> ASSIGNMENT
Would you please copy each line below that includes the string "note"?

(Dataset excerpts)
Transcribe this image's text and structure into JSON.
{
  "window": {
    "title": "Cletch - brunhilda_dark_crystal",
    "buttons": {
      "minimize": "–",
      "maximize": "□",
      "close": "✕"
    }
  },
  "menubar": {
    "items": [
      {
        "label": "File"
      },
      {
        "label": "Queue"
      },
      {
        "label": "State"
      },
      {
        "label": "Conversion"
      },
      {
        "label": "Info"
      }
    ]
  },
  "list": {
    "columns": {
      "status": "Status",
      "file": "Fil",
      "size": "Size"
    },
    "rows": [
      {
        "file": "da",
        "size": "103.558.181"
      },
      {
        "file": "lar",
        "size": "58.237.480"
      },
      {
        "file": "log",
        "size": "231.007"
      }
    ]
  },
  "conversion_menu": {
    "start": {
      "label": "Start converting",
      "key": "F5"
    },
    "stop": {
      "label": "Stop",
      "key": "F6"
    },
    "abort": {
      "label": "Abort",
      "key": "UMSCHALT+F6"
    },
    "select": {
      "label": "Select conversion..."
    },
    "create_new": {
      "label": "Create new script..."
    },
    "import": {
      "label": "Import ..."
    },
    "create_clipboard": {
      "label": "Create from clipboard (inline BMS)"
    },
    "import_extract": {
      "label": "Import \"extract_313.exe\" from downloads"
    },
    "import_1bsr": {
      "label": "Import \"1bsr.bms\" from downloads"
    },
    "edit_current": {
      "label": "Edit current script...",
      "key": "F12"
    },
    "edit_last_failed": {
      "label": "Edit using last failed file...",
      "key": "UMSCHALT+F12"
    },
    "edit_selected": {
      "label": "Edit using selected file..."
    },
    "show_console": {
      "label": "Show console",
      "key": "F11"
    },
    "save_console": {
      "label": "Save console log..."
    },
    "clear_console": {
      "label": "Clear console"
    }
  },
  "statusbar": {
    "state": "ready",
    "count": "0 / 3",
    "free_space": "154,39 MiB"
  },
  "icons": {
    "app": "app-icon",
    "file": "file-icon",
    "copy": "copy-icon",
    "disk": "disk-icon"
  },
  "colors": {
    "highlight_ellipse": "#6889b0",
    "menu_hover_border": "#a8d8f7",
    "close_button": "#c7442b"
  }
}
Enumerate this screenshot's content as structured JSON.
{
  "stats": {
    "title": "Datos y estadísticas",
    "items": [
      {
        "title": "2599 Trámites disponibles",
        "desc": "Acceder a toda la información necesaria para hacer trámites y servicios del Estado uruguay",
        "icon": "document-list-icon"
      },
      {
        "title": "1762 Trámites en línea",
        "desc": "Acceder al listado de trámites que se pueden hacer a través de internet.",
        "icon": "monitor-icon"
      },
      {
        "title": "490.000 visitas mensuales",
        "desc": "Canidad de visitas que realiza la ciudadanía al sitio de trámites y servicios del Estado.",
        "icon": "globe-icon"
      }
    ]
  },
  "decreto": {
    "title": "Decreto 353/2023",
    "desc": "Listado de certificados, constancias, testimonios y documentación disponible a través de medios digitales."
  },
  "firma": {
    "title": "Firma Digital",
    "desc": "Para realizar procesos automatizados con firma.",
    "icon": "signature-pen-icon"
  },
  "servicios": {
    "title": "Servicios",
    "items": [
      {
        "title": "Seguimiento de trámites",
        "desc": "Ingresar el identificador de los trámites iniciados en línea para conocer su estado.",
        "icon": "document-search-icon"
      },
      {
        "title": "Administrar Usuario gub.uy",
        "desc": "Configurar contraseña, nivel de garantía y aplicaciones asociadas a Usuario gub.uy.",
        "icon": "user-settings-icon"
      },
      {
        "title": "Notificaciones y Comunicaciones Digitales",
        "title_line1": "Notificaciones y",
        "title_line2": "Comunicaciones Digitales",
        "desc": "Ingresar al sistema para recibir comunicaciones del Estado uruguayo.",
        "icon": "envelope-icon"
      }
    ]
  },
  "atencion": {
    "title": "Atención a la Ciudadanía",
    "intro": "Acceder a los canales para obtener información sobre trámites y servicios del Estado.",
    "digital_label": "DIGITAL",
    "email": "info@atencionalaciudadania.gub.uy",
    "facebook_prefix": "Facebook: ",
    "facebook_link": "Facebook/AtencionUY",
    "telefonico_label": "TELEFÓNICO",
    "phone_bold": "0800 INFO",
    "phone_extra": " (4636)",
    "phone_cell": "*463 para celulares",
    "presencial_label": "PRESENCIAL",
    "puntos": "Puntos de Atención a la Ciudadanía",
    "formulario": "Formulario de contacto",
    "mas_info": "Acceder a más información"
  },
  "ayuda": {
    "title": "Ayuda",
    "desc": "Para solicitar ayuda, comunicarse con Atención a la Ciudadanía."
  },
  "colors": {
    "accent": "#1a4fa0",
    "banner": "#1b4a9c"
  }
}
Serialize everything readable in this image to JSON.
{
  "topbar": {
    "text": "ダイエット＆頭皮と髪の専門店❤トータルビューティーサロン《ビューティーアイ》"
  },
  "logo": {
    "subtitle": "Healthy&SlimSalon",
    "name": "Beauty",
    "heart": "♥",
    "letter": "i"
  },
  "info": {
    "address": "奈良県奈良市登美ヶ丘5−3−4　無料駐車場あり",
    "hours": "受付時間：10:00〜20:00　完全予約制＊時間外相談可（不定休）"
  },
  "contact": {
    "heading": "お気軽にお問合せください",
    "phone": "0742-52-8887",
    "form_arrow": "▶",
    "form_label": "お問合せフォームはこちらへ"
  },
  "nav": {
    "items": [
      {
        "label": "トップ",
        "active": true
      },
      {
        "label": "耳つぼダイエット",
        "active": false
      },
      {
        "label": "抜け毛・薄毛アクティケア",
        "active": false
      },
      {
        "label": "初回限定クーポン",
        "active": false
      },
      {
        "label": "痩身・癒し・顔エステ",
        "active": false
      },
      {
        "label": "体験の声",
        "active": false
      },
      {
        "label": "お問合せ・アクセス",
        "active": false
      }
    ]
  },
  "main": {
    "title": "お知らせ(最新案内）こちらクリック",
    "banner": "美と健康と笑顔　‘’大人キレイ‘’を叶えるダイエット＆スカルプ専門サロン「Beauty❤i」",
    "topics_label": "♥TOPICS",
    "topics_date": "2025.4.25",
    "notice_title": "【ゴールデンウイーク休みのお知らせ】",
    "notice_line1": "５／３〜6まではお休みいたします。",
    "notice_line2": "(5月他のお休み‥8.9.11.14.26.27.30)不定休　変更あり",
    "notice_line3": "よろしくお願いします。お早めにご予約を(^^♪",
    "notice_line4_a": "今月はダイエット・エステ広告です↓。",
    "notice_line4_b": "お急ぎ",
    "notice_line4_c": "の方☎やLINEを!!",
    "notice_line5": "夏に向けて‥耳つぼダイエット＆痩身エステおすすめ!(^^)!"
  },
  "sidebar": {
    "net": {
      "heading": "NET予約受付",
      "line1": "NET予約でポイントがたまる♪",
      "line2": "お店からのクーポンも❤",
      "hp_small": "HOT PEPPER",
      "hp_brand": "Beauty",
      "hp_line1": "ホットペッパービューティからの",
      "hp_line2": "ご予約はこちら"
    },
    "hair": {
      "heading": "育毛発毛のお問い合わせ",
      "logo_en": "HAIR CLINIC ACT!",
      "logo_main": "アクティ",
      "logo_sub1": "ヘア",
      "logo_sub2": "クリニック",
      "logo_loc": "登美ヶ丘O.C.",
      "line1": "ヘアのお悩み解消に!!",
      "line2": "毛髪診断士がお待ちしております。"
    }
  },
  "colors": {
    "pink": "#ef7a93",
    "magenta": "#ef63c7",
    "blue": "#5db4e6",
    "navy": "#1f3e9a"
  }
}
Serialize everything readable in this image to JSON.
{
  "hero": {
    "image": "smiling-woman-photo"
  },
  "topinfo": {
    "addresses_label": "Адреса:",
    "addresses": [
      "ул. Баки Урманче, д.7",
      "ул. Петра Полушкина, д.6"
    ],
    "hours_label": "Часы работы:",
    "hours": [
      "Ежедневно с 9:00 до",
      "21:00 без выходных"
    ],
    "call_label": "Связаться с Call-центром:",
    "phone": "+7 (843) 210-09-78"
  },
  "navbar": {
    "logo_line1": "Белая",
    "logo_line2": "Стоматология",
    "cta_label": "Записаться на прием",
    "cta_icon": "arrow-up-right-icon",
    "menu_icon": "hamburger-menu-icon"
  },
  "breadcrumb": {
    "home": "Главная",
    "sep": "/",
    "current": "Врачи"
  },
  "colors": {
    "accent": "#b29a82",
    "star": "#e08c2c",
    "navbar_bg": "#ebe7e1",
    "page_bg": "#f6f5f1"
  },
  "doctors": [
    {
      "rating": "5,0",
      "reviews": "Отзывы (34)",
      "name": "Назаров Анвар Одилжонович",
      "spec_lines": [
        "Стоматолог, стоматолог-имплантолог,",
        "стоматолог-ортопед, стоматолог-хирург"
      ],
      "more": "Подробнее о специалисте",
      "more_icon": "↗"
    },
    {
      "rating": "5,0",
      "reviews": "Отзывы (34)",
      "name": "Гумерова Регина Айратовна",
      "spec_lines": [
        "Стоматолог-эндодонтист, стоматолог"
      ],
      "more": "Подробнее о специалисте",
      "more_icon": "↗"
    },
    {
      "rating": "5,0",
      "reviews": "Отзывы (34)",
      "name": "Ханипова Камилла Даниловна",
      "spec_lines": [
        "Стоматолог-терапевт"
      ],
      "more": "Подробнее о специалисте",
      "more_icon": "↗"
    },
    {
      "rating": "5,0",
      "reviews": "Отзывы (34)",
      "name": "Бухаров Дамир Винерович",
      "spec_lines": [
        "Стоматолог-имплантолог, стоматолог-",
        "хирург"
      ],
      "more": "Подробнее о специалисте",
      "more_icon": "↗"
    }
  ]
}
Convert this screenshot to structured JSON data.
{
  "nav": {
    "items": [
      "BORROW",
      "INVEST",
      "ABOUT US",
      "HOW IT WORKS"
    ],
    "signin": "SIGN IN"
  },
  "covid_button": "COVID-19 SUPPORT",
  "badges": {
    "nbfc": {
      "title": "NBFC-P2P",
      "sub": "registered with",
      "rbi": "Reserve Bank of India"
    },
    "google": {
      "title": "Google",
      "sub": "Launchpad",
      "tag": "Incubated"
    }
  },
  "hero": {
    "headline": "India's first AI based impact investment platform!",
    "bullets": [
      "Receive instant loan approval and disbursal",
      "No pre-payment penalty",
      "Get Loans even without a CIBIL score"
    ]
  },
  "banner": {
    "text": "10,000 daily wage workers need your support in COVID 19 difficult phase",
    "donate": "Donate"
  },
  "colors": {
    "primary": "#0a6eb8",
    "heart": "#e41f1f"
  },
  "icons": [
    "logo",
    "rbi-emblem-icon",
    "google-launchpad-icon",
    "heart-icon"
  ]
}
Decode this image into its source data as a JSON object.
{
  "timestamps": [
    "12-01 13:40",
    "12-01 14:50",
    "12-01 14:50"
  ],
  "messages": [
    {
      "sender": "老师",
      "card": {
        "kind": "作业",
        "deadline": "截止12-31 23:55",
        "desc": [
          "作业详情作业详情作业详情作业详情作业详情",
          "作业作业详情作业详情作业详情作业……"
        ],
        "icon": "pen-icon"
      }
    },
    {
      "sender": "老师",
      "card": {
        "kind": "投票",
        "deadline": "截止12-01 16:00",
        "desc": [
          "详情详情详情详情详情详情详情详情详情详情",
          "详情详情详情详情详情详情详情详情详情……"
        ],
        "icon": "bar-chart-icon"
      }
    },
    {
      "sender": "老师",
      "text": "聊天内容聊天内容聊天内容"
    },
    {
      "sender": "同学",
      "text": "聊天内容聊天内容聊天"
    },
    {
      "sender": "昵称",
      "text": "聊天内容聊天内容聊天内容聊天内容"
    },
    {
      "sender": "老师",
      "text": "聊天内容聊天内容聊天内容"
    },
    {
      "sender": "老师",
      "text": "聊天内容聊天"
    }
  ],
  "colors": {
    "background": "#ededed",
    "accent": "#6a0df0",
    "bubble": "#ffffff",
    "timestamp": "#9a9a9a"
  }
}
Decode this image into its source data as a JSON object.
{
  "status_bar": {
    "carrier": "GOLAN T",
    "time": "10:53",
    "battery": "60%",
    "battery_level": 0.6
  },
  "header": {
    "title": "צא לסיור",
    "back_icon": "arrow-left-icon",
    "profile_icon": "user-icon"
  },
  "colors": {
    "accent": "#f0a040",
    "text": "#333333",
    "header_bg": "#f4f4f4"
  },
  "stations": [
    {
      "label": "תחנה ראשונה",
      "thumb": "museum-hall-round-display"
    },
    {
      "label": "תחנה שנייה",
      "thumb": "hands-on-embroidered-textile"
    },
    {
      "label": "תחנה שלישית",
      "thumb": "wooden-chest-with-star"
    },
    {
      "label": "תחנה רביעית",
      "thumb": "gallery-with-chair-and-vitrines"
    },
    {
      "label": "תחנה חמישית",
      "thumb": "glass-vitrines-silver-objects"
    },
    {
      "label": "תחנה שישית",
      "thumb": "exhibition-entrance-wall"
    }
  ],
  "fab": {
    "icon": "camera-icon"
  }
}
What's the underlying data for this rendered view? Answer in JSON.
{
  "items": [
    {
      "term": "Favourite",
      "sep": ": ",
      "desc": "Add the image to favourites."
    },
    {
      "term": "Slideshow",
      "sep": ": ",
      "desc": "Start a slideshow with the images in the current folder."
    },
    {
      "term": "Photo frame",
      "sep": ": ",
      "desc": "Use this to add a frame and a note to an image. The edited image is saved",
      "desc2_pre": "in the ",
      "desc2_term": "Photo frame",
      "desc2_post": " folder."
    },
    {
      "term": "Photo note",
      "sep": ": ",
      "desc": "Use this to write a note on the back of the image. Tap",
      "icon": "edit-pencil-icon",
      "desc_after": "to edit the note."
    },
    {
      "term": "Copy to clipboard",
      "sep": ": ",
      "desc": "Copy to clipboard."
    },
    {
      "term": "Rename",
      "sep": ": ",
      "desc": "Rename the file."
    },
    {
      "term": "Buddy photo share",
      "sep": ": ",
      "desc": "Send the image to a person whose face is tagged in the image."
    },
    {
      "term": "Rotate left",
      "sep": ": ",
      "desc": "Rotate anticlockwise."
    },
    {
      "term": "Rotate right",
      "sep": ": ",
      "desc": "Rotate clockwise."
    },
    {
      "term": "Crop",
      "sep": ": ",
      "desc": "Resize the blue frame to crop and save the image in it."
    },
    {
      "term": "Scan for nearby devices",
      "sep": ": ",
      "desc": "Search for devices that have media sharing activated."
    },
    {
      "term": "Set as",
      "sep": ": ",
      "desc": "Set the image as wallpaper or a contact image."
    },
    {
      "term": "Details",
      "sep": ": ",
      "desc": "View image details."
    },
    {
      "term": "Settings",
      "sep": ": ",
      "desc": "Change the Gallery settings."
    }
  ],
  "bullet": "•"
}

> RESPONSE TO THIS EXERCISE
      "desc": "Use this to add a frame and a note to an image. The edited image is saved",
      "term": "Photo note",
      "desc": "Use this to write a note on the back of the image. Tap",
      "desc_after": "to edit the note."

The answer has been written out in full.